Task directions — Among the entries below, copy every line that carries the word "title".

--- Information provided Enclosed Below ---

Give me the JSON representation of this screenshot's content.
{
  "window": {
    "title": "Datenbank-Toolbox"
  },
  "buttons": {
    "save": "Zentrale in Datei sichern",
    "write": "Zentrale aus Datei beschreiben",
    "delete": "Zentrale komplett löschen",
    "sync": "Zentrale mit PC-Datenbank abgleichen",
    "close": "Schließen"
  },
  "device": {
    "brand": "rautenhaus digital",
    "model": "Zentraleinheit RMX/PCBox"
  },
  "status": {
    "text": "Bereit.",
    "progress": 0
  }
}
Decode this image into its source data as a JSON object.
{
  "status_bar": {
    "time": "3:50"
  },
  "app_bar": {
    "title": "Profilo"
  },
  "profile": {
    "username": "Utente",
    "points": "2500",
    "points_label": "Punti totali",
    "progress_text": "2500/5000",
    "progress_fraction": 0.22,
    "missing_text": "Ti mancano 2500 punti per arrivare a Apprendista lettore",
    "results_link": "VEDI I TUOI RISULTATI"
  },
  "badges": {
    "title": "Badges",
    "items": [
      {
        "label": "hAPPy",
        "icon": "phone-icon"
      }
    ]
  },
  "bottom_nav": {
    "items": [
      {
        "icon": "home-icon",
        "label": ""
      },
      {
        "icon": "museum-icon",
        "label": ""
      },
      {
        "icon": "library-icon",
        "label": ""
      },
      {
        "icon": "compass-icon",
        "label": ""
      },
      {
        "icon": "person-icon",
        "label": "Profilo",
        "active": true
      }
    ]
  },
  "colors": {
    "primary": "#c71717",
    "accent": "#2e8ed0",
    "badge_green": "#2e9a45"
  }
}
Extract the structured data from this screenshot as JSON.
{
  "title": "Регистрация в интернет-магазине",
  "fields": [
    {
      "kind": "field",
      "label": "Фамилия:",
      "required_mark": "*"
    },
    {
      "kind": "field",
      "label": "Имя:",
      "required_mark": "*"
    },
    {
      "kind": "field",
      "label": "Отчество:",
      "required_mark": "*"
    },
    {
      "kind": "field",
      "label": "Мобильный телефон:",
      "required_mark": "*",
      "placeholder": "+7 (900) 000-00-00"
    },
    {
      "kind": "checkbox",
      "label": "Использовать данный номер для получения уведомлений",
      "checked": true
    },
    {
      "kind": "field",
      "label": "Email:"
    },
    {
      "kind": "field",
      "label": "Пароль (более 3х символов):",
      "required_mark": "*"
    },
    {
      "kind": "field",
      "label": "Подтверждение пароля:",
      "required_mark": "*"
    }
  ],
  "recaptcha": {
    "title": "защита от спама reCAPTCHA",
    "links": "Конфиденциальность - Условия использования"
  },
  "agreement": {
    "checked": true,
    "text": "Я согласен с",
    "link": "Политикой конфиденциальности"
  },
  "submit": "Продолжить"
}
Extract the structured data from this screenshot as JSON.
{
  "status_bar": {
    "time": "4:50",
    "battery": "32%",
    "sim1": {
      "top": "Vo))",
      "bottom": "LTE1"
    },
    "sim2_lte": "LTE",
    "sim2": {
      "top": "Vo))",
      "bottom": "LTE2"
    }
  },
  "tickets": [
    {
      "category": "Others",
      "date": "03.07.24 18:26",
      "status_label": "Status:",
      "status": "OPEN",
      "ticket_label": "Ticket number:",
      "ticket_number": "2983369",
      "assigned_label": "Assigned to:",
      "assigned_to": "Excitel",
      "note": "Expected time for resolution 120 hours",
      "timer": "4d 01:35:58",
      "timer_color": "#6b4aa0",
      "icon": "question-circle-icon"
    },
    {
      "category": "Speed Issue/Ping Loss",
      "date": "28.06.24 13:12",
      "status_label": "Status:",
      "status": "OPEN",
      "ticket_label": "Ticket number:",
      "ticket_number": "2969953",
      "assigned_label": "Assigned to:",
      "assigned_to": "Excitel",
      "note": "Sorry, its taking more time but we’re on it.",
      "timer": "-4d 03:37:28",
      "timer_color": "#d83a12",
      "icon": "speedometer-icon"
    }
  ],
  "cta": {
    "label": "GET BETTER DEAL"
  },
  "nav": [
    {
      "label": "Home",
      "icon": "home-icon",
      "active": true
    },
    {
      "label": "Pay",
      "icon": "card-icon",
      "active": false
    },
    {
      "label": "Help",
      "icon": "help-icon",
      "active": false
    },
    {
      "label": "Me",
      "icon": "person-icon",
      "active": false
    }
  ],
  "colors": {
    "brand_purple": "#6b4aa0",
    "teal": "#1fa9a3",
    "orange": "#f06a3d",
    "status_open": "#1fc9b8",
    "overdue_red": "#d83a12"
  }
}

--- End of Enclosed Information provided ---

Response to this task —
    "title": "Datenbank-Toolbox"
    "title": "Profilo"
    "title": "Badges",
  "title": "Регистрация в интернет-магазине",
    "title": "защита от спама reCAPTCHA",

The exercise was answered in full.